And it doesn’t bother me since I live a rather quiet life and do no harm to any living soul. I’m absolutely certain that the government isn’t the least bit interested in my innocuous messages to my friends and relatives.
I would be concerned if I were in a position to run for some sort of political office, however. If that were the case, then I would be extremely careful about what I might say to anyone. I would also be very careful if I were young, for electronic messages may last forever and one never knows what one may do in the future.
What does concern me is the number of businesses, agencies and individuals who know the most intimate details of my private life.
We have been giving little bits of our private lives with each invention of electronic communication. This has been going on for about 200 years. It began with the invention of the telegraph in the early 19th century.
It has become more and more dangerous to reveal intimate details with each subsequent invention. Elaborate codes had to be invented during the second world war in order to keep things secret. Indeed, the Germans thought they had a perfect code that required an Enigma machine to interpret. Unbeknownst to them, an Enigma machine was captured together with a U-boat, which enabled the Allies to interpret all radio messages sent by the Germans and was instrumental in our winning the war.
If you have ever called a cable company to have your signal cleared up, you have probably been amazed at what the cable company is capable of doing. A person, probably somewhere in India or Pakistan, asks you if certain lights are flashing, and when you respond they do something and then tell you that it should work now.
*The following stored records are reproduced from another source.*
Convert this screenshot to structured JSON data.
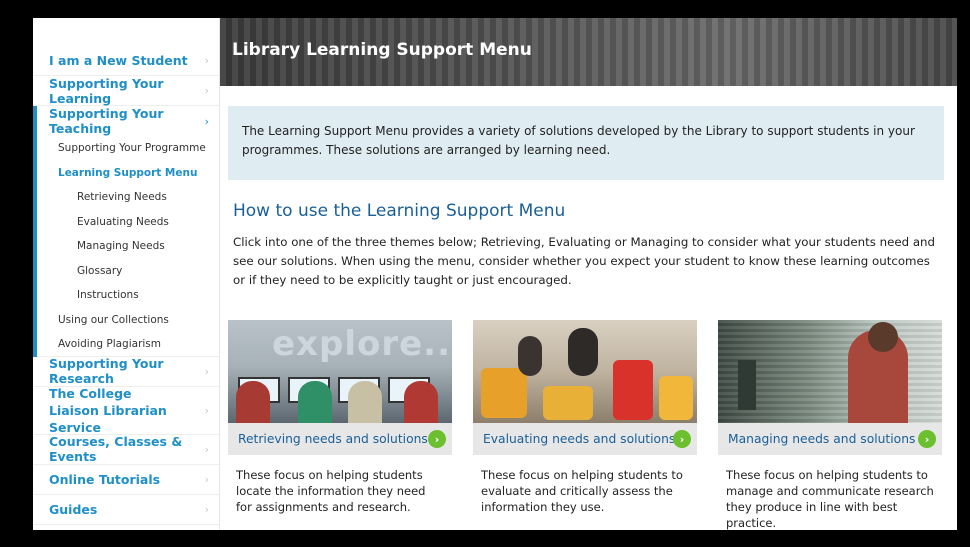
{
  "sidebar": {
    "items_top": [
      {
        "label": "I am a New Student"
      },
      {
        "label": "Supporting Your Learning"
      }
    ],
    "group": {
      "label": "Supporting Your Teaching",
      "chevron": "›",
      "subitems": [
        {
          "label": "Supporting Your Programme"
        },
        {
          "label": "Learning Support Menu"
        },
        {
          "label": "Retrieving Needs"
        },
        {
          "label": "Evaluating Needs"
        },
        {
          "label": "Managing Needs"
        },
        {
          "label": "Glossary"
        },
        {
          "label": "Instructions"
        },
        {
          "label": "Using our Collections"
        },
        {
          "label": "Avoiding Plagiarism"
        }
      ]
    },
    "items_bottom": [
      {
        "label": "Supporting Your Research"
      },
      {
        "label": "The College Liaison Librarian Service"
      },
      {
        "label": "Courses, Classes & Events"
      },
      {
        "label": "Online Tutorials"
      },
      {
        "label": "Guides"
      }
    ],
    "chevron": "›"
  },
  "banner": {
    "title": "Library Learning Support Menu"
  },
  "intro": {
    "text": "The Learning Support Menu provides a variety of solutions developed by the Library to support students in your programmes. These solutions are arranged by learning need."
  },
  "howto": {
    "heading": "How to use the Learning Support Menu",
    "text": "Click into one of the three themes below; Retrieving, Evaluating or Managing to consider what your students need and see our solutions. When using the menu, consider whether you expect your student to know these learning outcomes or if they need to be explicitly taught or just encouraged."
  },
  "cards": [
    {
      "title": "Retrieving needs and solutions",
      "image_word": "explore...",
      "desc": "These focus on helping students locate the information they need for assignments and research."
    },
    {
      "title": "Evaluating needs and solutions",
      "desc": "These focus on helping students to evaluate and critically assess the information they use."
    },
    {
      "title": "Managing needs and solutions",
      "desc": "These focus on helping students to manage and communicate research they produce in line with best practice."
    }
  ],
  "icons": {
    "go": "›"
  },
  "colors": {
    "link": "#1e8fc7",
    "heading": "#1a5f98",
    "intro_bg": "#dfedf3",
    "go": "#6cbf2f"
  }
}
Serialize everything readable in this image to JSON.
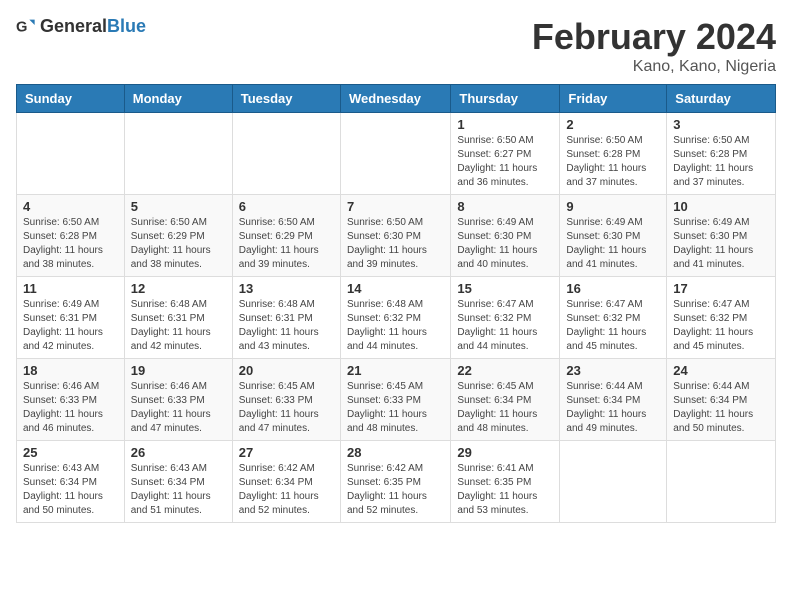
{
  "header": {
    "logo_general": "General",
    "logo_blue": "Blue",
    "month_year": "February 2024",
    "location": "Kano, Kano, Nigeria"
  },
  "days_of_week": [
    "Sunday",
    "Monday",
    "Tuesday",
    "Wednesday",
    "Thursday",
    "Friday",
    "Saturday"
  ],
  "weeks": [
    [
      {
        "day": "",
        "info": ""
      },
      {
        "day": "",
        "info": ""
      },
      {
        "day": "",
        "info": ""
      },
      {
        "day": "",
        "info": ""
      },
      {
        "day": "1",
        "info": "Sunrise: 6:50 AM\nSunset: 6:27 PM\nDaylight: 11 hours and 36 minutes."
      },
      {
        "day": "2",
        "info": "Sunrise: 6:50 AM\nSunset: 6:28 PM\nDaylight: 11 hours and 37 minutes."
      },
      {
        "day": "3",
        "info": "Sunrise: 6:50 AM\nSunset: 6:28 PM\nDaylight: 11 hours and 37 minutes."
      }
    ],
    [
      {
        "day": "4",
        "info": "Sunrise: 6:50 AM\nSunset: 6:28 PM\nDaylight: 11 hours and 38 minutes."
      },
      {
        "day": "5",
        "info": "Sunrise: 6:50 AM\nSunset: 6:29 PM\nDaylight: 11 hours and 38 minutes."
      },
      {
        "day": "6",
        "info": "Sunrise: 6:50 AM\nSunset: 6:29 PM\nDaylight: 11 hours and 39 minutes."
      },
      {
        "day": "7",
        "info": "Sunrise: 6:50 AM\nSunset: 6:30 PM\nDaylight: 11 hours and 39 minutes."
      },
      {
        "day": "8",
        "info": "Sunrise: 6:49 AM\nSunset: 6:30 PM\nDaylight: 11 hours and 40 minutes."
      },
      {
        "day": "9",
        "info": "Sunrise: 6:49 AM\nSunset: 6:30 PM\nDaylight: 11 hours and 41 minutes."
      },
      {
        "day": "10",
        "info": "Sunrise: 6:49 AM\nSunset: 6:30 PM\nDaylight: 11 hours and 41 minutes."
      }
    ],
    [
      {
        "day": "11",
        "info": "Sunrise: 6:49 AM\nSunset: 6:31 PM\nDaylight: 11 hours and 42 minutes."
      },
      {
        "day": "12",
        "info": "Sunrise: 6:48 AM\nSunset: 6:31 PM\nDaylight: 11 hours and 42 minutes."
      },
      {
        "day": "13",
        "info": "Sunrise: 6:48 AM\nSunset: 6:31 PM\nDaylight: 11 hours and 43 minutes."
      },
      {
        "day": "14",
        "info": "Sunrise: 6:48 AM\nSunset: 6:32 PM\nDaylight: 11 hours and 44 minutes."
      },
      {
        "day": "15",
        "info": "Sunrise: 6:47 AM\nSunset: 6:32 PM\nDaylight: 11 hours and 44 minutes."
      },
      {
        "day": "16",
        "info": "Sunrise: 6:47 AM\nSunset: 6:32 PM\nDaylight: 11 hours and 45 minutes."
      },
      {
        "day": "17",
        "info": "Sunrise: 6:47 AM\nSunset: 6:32 PM\nDaylight: 11 hours and 45 minutes."
      }
    ],
    [
      {
        "day": "18",
        "info": "Sunrise: 6:46 AM\nSunset: 6:33 PM\nDaylight: 11 hours and 46 minutes."
      },
      {
        "day": "19",
        "info": "Sunrise: 6:46 AM\nSunset: 6:33 PM\nDaylight: 11 hours and 47 minutes."
      },
      {
        "day": "20",
        "info": "Sunrise: 6:45 AM\nSunset: 6:33 PM\nDaylight: 11 hours and 47 minutes."
      },
      {
        "day": "21",
        "info": "Sunrise: 6:45 AM\nSunset: 6:33 PM\nDaylight: 11 hours and 48 minutes."
      },
      {
        "day": "22",
        "info": "Sunrise: 6:45 AM\nSunset: 6:34 PM\nDaylight: 11 hours and 48 minutes."
      },
      {
        "day": "23",
        "info": "Sunrise: 6:44 AM\nSunset: 6:34 PM\nDaylight: 11 hours and 49 minutes."
      },
      {
        "day": "24",
        "info": "Sunrise: 6:44 AM\nSunset: 6:34 PM\nDaylight: 11 hours and 50 minutes."
      }
    ],
    [
      {
        "day": "25",
        "info": "Sunrise: 6:43 AM\nSunset: 6:34 PM\nDaylight: 11 hours and 50 minutes."
      },
      {
        "day": "26",
        "info": "Sunrise: 6:43 AM\nSunset: 6:34 PM\nDaylight: 11 hours and 51 minutes."
      },
      {
        "day": "27",
        "info": "Sunrise: 6:42 AM\nSunset: 6:34 PM\nDaylight: 11 hours and 52 minutes."
      },
      {
        "day": "28",
        "info": "Sunrise: 6:42 AM\nSunset: 6:35 PM\nDaylight: 11 hours and 52 minutes."
      },
      {
        "day": "29",
        "info": "Sunrise: 6:41 AM\nSunset: 6:35 PM\nDaylight: 11 hours and 53 minutes."
      },
      {
        "day": "",
        "info": ""
      },
      {
        "day": "",
        "info": ""
      }
    ]
  ]
}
And it does.
It makes you wonder how much information is sent back to them through your television set. I’m sure they know what I’m watching all the time. Yet, at the same time, you can’t help providing them with that information unless you are willing to live under a rock.
I own a computer and communicate with the Internet through Google, and in so doing I’m sure Google is capable of determining a lot about me. I’m sure they don’t, but it disturbs me somewhat that they can.
So can you! All you have to do is type your name in Google and you can find several people with that name. There are at least 11 people in the United States by the name of Ralph Wiltse and you can find information on any of them. If it is that easy for a next-to-computer-illiterate like me, just think what a computer hacker can do.
If you use Wi-Fi to communicate with the Internet, then everything you do on your computer can be intercepted by someone sitting outside your house in a car at the curb. It is very unlikely that it will be done, but it is scary to think that it can be done.
Then there are the so-called smartphones. They are essentially a computer with a built-in Wi-Fi. Maybe they aren’t so smart after all.
It’s scary to think who can be sharing your conversations — not who is, but who can be.
It seems that the more sophisticated the communication devices, the easier it is to be snooped upon. For this reason, I won’t join Twitter or Facebook or any of the popular social media. I’m not eager to be "in the loop," as the young people say.
Yet, with each new device, the more eagerly we want to use them. Just witness the recent clamor over the new iPhone.
Like Pogo says, “We have met the enemy and he is us.”
— By Ralph Wiltse, Tribune community columnist